• [To do]: Below are some records. Print all of them exactly as they appear.

• [Dataset rows for apps and sites]:
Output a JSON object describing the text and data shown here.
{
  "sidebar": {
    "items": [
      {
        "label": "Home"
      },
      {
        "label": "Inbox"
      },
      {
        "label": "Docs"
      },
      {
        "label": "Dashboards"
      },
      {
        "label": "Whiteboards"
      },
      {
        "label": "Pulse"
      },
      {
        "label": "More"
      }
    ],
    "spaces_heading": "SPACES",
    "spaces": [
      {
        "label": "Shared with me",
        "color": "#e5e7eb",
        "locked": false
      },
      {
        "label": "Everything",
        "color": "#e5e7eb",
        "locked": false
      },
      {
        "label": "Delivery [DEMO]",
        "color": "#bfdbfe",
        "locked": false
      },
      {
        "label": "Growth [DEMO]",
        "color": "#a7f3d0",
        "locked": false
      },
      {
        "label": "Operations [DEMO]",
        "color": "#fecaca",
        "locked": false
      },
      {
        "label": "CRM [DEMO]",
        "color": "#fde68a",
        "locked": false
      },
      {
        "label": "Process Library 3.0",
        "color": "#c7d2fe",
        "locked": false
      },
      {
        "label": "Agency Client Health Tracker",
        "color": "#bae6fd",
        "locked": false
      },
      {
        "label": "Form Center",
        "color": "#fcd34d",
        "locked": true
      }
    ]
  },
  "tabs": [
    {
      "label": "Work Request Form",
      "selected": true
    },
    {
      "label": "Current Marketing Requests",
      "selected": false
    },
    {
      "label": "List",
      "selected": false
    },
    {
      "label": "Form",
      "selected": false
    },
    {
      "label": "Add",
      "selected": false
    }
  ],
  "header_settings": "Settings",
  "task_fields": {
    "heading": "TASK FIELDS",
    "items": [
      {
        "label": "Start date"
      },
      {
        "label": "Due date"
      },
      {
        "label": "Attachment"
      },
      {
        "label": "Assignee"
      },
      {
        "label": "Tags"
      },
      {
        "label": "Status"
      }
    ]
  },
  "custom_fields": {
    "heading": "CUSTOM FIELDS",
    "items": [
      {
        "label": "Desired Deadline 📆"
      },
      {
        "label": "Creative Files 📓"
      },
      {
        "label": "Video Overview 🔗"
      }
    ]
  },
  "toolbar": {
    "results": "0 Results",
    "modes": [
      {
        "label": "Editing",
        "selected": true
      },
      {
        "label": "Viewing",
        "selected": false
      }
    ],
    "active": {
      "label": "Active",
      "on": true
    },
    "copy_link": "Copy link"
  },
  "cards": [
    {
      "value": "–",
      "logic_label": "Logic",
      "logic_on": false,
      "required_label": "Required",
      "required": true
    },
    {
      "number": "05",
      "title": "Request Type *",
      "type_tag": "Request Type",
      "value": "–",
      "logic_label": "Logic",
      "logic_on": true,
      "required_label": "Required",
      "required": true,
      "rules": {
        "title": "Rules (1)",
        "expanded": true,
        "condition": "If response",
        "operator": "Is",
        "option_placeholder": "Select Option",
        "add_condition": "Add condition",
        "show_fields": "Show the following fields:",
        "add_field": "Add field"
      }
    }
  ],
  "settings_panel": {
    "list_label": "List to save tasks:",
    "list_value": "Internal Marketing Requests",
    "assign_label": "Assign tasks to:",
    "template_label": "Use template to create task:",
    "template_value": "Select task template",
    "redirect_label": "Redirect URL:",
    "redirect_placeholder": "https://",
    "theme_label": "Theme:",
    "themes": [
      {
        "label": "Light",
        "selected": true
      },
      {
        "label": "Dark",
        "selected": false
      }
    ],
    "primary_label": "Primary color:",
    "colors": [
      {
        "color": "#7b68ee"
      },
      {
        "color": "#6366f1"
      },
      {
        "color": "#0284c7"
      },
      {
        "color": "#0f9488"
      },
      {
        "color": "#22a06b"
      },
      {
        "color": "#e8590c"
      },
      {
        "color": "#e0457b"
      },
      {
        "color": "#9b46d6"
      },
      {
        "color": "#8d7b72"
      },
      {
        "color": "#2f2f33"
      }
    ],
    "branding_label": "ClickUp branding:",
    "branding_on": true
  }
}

• [Answer to the problem]:
Output a JSON object describing the text and data shown here.
{
  "sidebar": {
    "items": [
      {
        "label": "Home"
      },
      {
        "label": "Inbox"
      },
      {
        "label": "Docs"
      },
      {
        "label": "Dashboards"
      },
      {
        "label": "Whiteboards"
      },
      {
        "label": "Pulse"
      },
      {
        "label": "More"
      }
    ],
    "spaces_heading": "SPACES",
    "spaces": [
      {
        "label": "Shared with me",
        "color": "#e5e7eb",
        "locked": false
      },
      {
        "label": "Everything",
        "color": "#e5e7eb",
        "locked": false
      },
      {
        "label": "Delivery [DEMO]",
        "color": "#bfdbfe",
        "locked": false
      },
      {
        "label": "Growth [DEMO]",
        "color": "#a7f3d0",
        "locked": false
      },
      {
        "label": "Operations [DEMO]",
        "color": "#fecaca",
        "locked": false
      },
      {
        "label": "CRM [DEMO]",
        "color": "#fde68a",
        "locked": false
      },
      {
        "label": "Process Library 3.0",
        "color": "#c7d2fe",
        "locked": false
      },
      {
        "label": "Agency Client Health Tracker",
        "color": "#bae6fd",
        "locked": false
      },
      {
        "label": "Form Center",
        "color": "#fcd34d",
        "locked": true
      }
    ]
  },
  "tabs": [
    {
      "label": "Work Request Form",
      "selected": true
    },
    {
      "label": "Current Marketing Requests",
      "selected": false
    },
    {
      "label": "List",
      "selected": false
    },
    {
      "label": "Form",
      "selected": false
    },
    {
      "label": "Add",
      "selected": false
    }
  ],
  "header_settings": "Settings",
  "task_fields": {
    "heading": "TASK FIELDS",
    "items": [
      {
        "label": "Start date"
      },
      {
        "label": "Due date"
      },
      {
        "label": "Attachment"
      },
      {
        "label": "Assignee"
      },
      {
        "label": "Tags"
      },
      {
        "label": "Status"
      }
    ]
  },
  "custom_fields": {
    "heading": "CUSTOM FIELDS",
    "items": [
      {
        "label": "Desired Deadline 📆"
      },
      {
        "label": "Creative Files 📓"
      },
      {
        "label": "Video Overview 🔗"
      }
    ]
  },
  "toolbar": {
    "results": "0 Results",
    "modes": [
      {
        "label": "Editing",
        "selected": true
      },
      {
        "label": "Viewing",
        "selected": false
      }
    ],
    "active": {
      "label": "Active",
      "on": true
    },
    "copy_link": "Copy link"
  },
  "cards": [
    {
      "value": "–",
      "logic_label": "Logic",
      "logic_on": false,
      "required_label": "Required",
      "required": true
    },
    {
      "number": "05",
      "title": "Request Type *",
      "type_tag": "Request Type",
      "value": "–",
      "logic_label": "Logic",
      "logic_on": true,
      "required_label": "Required",
      "required": true,
      "rules": {
        "title": "Rules (1)",
        "expanded": true,
        "condition": "If response",
        "operator": "Is",
        "option_placeholder": "Select Option",
        "add_condition": "Add condition",
        "show_fields": "Show the following fields:",
        "add_field": "Add field"
      }
    }
  ],
  "settings_panel": {
    "list_label": "List to save tasks:",
    "list_value": "Internal Marketing Requests",
    "assign_label": "Assign tasks to:",
    "template_label": "Use template to create task:",
    "template_value": "Select task template",
    "redirect_label": "Redirect URL:",
    "redirect_placeholder": "https://",
    "theme_label": "Theme:",
    "themes": [
      {
        "label": "Light",
        "selected": true
      },
      {
        "label": "Dark",
        "selected": false
      }
    ],
    "primary_label": "Primary color:",
    "colors": [
      {
        "color": "#7b68ee"
      },
      {
        "color": "#6366f1"
      },
      {
        "color": "#0284c7"
      },
      {
        "color": "#0f9488"
      },
      {
        "color": "#22a06b"
      },
      {
        "color": "#e8590c"
      },
      {
        "color": "#e0457b"
      },
      {
        "color": "#9b46d6"
      },
      {
        "color": "#8d7b72"
      },
      {
        "color": "#2f2f33"
      }
    ],
    "branding_label": "ClickUp branding:",
    "branding_on": true
  }
}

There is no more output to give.